Recorded information:
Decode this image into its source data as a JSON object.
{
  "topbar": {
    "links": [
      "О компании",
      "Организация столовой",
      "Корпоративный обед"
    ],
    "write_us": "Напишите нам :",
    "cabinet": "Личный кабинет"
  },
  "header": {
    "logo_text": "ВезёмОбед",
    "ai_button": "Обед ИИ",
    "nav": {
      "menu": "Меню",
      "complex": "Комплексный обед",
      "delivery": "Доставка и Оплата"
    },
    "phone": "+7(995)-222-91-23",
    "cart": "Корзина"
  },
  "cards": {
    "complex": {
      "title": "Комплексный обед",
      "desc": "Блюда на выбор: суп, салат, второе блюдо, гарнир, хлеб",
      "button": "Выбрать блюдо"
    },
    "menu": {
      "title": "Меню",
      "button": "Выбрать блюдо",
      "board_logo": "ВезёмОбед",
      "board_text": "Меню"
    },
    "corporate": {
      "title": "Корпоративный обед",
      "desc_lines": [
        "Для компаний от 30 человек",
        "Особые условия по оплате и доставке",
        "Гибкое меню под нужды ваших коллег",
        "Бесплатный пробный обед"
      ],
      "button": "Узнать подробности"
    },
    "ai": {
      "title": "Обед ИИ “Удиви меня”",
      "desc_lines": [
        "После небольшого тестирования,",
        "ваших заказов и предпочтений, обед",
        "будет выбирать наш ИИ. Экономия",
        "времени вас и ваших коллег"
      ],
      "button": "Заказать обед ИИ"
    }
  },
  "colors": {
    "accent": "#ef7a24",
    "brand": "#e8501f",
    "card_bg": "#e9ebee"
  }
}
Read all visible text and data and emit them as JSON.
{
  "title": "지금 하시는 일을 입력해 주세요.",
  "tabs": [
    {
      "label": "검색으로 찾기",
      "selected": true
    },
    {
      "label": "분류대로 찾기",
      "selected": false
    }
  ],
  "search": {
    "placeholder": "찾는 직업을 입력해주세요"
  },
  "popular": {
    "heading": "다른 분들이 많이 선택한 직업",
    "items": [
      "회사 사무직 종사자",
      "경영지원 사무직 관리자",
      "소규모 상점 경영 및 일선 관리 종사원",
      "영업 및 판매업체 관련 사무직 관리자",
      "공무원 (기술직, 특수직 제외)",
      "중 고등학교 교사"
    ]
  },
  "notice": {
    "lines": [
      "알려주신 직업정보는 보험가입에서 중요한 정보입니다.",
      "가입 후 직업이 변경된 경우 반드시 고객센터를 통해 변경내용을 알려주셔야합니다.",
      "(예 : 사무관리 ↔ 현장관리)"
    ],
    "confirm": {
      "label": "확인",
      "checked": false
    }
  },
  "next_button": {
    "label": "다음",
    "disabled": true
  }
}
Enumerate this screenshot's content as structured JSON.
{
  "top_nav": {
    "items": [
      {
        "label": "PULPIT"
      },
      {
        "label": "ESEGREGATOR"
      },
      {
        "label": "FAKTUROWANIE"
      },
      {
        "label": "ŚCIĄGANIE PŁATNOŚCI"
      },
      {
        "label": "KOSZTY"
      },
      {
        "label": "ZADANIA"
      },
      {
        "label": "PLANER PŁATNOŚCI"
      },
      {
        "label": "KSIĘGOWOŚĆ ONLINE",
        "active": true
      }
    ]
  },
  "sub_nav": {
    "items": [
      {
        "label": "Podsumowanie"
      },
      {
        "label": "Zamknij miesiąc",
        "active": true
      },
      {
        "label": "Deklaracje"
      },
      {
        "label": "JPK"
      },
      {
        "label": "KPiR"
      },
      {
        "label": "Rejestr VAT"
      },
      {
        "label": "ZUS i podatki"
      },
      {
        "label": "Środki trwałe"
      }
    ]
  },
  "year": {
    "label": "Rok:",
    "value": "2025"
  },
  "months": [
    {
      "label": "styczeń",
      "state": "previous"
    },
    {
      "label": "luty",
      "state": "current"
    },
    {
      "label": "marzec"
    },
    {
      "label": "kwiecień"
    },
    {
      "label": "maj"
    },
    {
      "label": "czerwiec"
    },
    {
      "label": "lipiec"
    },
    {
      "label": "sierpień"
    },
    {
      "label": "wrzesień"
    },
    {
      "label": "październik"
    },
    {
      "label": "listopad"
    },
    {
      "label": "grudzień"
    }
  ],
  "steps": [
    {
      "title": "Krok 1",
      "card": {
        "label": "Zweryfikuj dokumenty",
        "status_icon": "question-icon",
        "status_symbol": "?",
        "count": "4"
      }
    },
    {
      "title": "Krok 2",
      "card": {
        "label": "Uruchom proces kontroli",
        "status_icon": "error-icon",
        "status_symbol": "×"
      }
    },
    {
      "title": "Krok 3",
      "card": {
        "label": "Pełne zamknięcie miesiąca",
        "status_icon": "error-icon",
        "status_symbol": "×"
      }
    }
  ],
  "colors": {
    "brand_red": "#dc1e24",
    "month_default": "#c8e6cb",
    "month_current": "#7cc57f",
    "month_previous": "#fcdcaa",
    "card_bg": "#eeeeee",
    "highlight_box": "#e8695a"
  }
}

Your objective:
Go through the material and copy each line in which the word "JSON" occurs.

The completed task:
Decode this image into its source data as a JSON object.
Read all visible text and data and emit them as JSON.
Enumerate this screenshot's content as structured JSON.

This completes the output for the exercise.